“The first CGHQ Affinity Fair was very successful. It provided an opportunity for our DHS and CG workforce to learn new ways to network and add to their career tool belt,” Simonetti told HSToday after the event. “Based on the feedback received, our attendees opened a lot of new possibilities for their personal and professional growth. I look forward to continuing this effort annually and helping people find their community.”
Vice Commandant Adm. Charles W. Ray welcomed guests and stressed the importance of affinity groups and their ability to foster feelings of inclusion and community. “You know, let’s not kid ourselves, the USCG is not a democracy,” he said. “I think all of us have been on the ‘outside’ at some point and I believe that these groups allow Coast Guard personnel to connect and thrive in such a large organization.”
“Affinity groups have the power to foster a more inclusive and collaborative Coast Guard,” said Michelle Godfrey, director of Civilian Human Resources, Diversity and Leadership for the U.S. Coast Guard, in opening remarks.
The Coast Guard is committed to improving gender and cultural diversity, and fostering an inclusive work environment that allows members to remain Ready, Relevant, and Responsive. Recently the RAND Corporation released the results of a study on why women leave the Coast Guard. The report identified the root causes for attrition and developed recommendations that would mitigate the identified barriers. The Coast Guard has significant challenges retaining women over men in the service, and is taking action to address these challenges that are affecting the mission-ready total workforce.

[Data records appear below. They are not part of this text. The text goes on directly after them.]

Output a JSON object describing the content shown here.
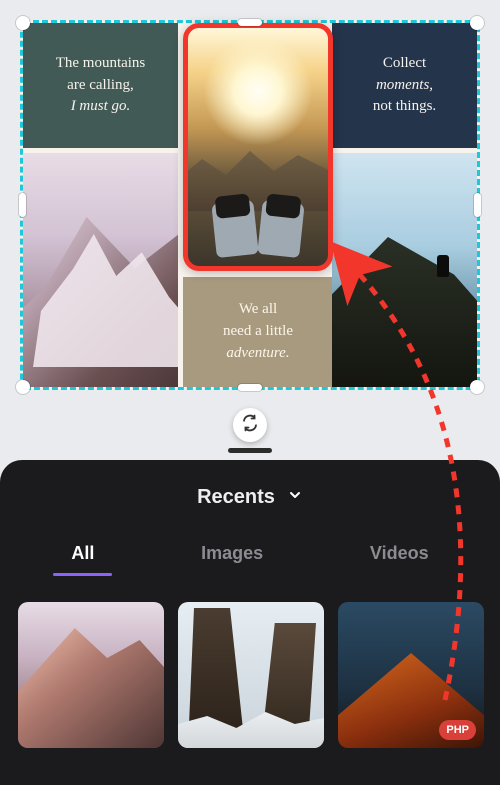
{
  "canvas": {
    "tiles": {
      "mountains_quote_line1": "The mountains",
      "mountains_quote_line2": "are calling,",
      "mountains_quote_line3": "I must go.",
      "collect_line1": "Collect",
      "collect_line2": "moments,",
      "collect_line3": "not things.",
      "adventure_line1": "We all",
      "adventure_line2": "need a little",
      "adventure_line3": "adventure."
    }
  },
  "swap": {
    "icon": "swap-icon"
  },
  "panel": {
    "dropdown_label": "Recents",
    "tabs": [
      {
        "label": "All",
        "active": true
      },
      {
        "label": "Images",
        "active": false
      },
      {
        "label": "Videos",
        "active": false
      }
    ],
    "thumbs": [
      {
        "name": "thumb-mountain-pink"
      },
      {
        "name": "thumb-rock-canyon"
      },
      {
        "name": "thumb-volcano",
        "badge": "PHP"
      }
    ]
  },
  "colors": {
    "selection_border": "#f2362c",
    "canvas_border": "#1ec8d8",
    "tab_indicator": "#8a63ff"
  }
}
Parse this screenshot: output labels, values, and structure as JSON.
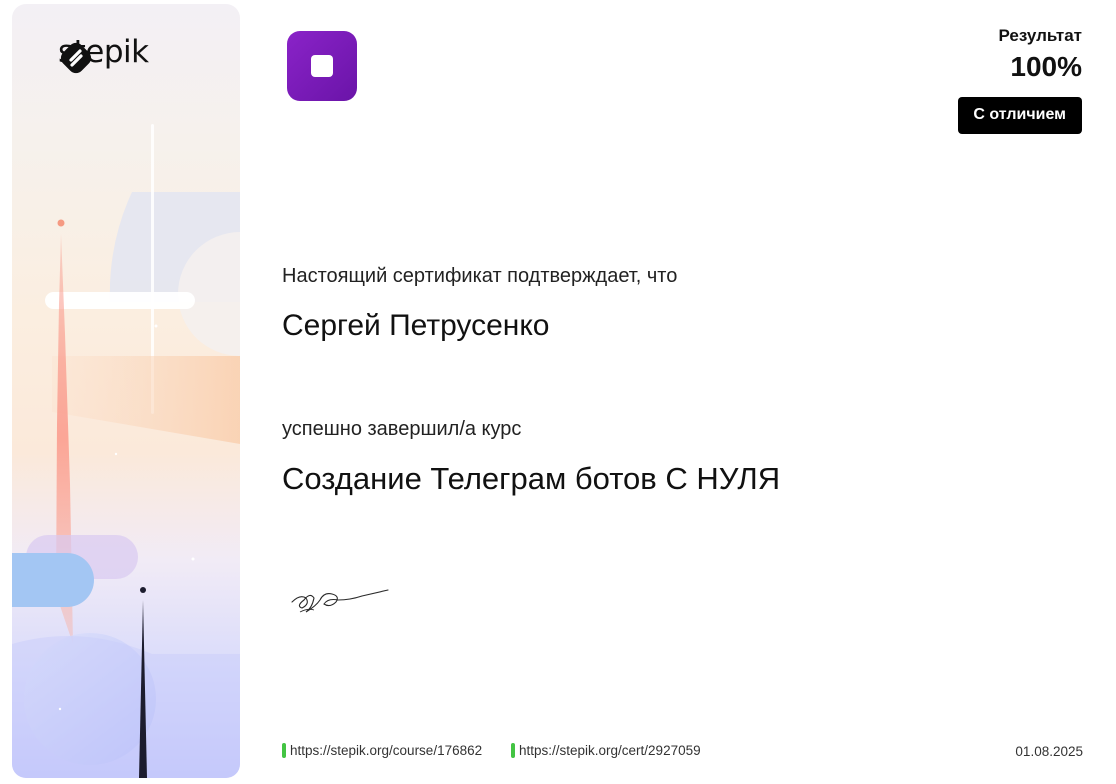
{
  "brand": {
    "name": "stepik"
  },
  "course_logo": {
    "color": "#7a1cb8"
  },
  "result": {
    "label": "Результат",
    "value": "100%",
    "badge": "С отличием"
  },
  "certificate": {
    "confirm_text": "Настоящий сертификат подтверждает, что",
    "recipient": "Сергей Петрусенко",
    "completed_text": "успешно завершил/а  курс",
    "course_title": "Создание Телеграм ботов С НУЛЯ"
  },
  "footer": {
    "course_url": "https://stepik.org/course/176862",
    "cert_url": "https://stepik.org/cert/2927059",
    "date": "01.08.2025"
  },
  "colors": {
    "link_marker": "#43c443",
    "badge_bg": "#000000"
  }
}
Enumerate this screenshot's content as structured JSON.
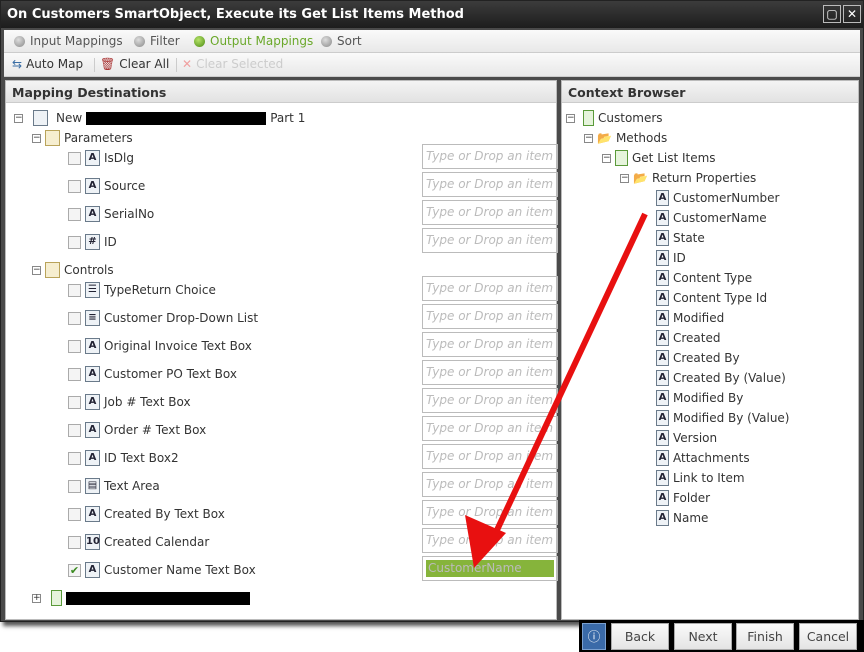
{
  "window": {
    "title": "On Customers SmartObject, Execute its Get List Items Method"
  },
  "tabs": [
    {
      "label": "Input Mappings",
      "active": false
    },
    {
      "label": "Filter",
      "active": false
    },
    {
      "label": "Output Mappings",
      "active": true
    },
    {
      "label": "Sort",
      "active": false
    }
  ],
  "toolbar": {
    "auto_map": "Auto Map",
    "clear_all": "Clear All",
    "clear_selected": "Clear Selected"
  },
  "left": {
    "header": "Mapping Destinations",
    "root_prefix": "New",
    "root_suffix": "Part 1",
    "parameters_label": "Parameters",
    "controls_label": "Controls",
    "placeholder": "Type or Drop an item",
    "parameters": [
      {
        "label": "IsDlg",
        "icon": "text-icon"
      },
      {
        "label": "Source",
        "icon": "text-icon"
      },
      {
        "label": "SerialNo",
        "icon": "text-icon"
      },
      {
        "label": "ID",
        "icon": "number-icon"
      }
    ],
    "controls": [
      {
        "label": "TypeReturn Choice",
        "icon": "choice-icon"
      },
      {
        "label": "Customer Drop-Down List",
        "icon": "dropdown-icon"
      },
      {
        "label": "Original Invoice Text Box",
        "icon": "textbox-icon"
      },
      {
        "label": "Customer PO Text Box",
        "icon": "textbox-icon"
      },
      {
        "label": "Job # Text Box",
        "icon": "textbox-icon"
      },
      {
        "label": "Order # Text Box",
        "icon": "textbox-icon"
      },
      {
        "label": "ID Text Box2",
        "icon": "textbox-icon"
      },
      {
        "label": "Text Area",
        "icon": "textarea-icon"
      },
      {
        "label": "Created By Text Box",
        "icon": "textbox-icon"
      },
      {
        "label": "Created Calendar",
        "icon": "calendar-icon"
      },
      {
        "label": "Customer Name Text Box",
        "icon": "textbox-icon",
        "checked": true,
        "value": "CustomerName"
      }
    ],
    "accent": "#86b43b"
  },
  "right": {
    "header": "Context Browser",
    "customers": "Customers",
    "methods": "Methods",
    "get_list_items": "Get List Items",
    "return_properties": "Return Properties",
    "properties": [
      "CustomerNumber",
      "CustomerName",
      "State",
      "ID",
      "Content Type",
      "Content Type Id",
      "Modified",
      "Created",
      "Created By",
      "Created By (Value)",
      "Modified By",
      "Modified By (Value)",
      "Version",
      "Attachments",
      "Link to Item",
      "Folder",
      "Name"
    ]
  },
  "footer": {
    "back": "Back",
    "next": "Next",
    "finish": "Finish",
    "cancel": "Cancel"
  },
  "annotation": {
    "arrow_color": "#e81010"
  }
}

In addition to the Affinity Fair, Vice Commandant Ray also posted on Facebook Thursday about the Surge Staffing for Parental Leave Pilot Program: “Family readiness is vital to U.S. Coast Guard readiness. ‘The Surge Staffing for Parental Leave Pilot Program’ supports our servicemembers and their families. This program leverages Reserve members to assist units with temporary personnel gaps due to parental, maternity convalescent, and primary caregiver leave for birth or adoption of a child. Senior Chief Laurie Kennedy and more than 20 other servicemembers have already used this program to unplug from their jobs and bond with their new children. Parental Surge Staffing was developed in support of the Coast Guard Strategic Plan, which directs investments in our people and improvement to mission support programs.”
The daylong Affinity Fair event featured an expo of nonprofits focused on communities based on gender, race, and sexual orientation, including Coast Guard-affiliated groups as well. Breakout sessions included topics such as how affinity groups can propel your career forward, mentoring, financial resiliency, inclusive leadership, and conflict management, among others.
Some of the participating organizations included the Family Sea Service Foundation, the Coast Guard Enlisted Association, Coast Guard Chief Petty Officers Association, Coast Guard Foundation, USCG Women’s Leadership Initiative (WLI), Women in Homeland Security, National Naval Officers Association, Blacks in Government and others. The fair was sponsored by the Office of Diversity and Inclusion (CG-127).